* [WORK INSTRUCTION] If a line in the records below contains "brush", copy that line.

* [PROVIDED RECORDS]
******

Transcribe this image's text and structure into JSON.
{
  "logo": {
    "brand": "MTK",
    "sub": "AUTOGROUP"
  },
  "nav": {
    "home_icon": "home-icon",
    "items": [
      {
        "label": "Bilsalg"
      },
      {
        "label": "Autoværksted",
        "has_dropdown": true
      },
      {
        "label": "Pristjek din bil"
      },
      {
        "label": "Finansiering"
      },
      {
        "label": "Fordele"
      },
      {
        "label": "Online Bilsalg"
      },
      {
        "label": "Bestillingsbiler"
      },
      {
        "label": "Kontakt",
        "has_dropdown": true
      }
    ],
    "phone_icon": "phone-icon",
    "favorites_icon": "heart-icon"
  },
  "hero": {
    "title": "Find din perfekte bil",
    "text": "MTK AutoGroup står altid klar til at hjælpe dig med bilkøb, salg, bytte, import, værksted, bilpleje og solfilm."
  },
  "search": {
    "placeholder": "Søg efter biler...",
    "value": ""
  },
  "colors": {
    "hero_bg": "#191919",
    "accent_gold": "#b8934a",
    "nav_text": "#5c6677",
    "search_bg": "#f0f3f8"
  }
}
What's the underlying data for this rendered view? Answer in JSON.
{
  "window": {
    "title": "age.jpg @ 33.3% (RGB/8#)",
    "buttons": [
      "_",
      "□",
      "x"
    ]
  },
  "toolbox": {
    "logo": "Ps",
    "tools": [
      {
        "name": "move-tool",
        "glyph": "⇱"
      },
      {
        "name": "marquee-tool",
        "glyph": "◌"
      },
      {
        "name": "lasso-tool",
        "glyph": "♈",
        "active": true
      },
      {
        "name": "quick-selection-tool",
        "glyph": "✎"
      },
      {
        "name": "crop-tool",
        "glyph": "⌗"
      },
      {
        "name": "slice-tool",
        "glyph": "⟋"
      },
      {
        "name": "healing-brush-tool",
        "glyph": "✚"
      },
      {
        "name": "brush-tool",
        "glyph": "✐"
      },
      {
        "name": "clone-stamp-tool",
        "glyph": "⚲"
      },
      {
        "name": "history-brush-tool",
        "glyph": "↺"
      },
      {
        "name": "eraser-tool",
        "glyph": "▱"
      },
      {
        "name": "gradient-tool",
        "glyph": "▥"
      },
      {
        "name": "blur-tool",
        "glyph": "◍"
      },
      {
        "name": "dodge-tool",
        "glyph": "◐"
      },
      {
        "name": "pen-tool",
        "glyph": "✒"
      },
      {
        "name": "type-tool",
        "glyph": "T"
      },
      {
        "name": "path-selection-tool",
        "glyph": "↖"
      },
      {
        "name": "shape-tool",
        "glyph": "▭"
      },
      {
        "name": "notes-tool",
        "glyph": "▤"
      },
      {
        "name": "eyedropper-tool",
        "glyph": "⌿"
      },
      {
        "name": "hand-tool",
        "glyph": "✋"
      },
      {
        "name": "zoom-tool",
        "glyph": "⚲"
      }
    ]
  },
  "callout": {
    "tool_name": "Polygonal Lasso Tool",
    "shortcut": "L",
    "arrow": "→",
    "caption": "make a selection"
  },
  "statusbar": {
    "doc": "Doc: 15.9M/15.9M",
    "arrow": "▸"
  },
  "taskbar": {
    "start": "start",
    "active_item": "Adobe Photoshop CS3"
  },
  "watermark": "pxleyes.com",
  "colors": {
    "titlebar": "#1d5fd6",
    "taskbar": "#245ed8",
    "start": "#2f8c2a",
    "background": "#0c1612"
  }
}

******

* [TASK ANSWER]
        "name": "healing-brush-tool",
        "name": "brush-tool",
        "name": "history-brush-tool",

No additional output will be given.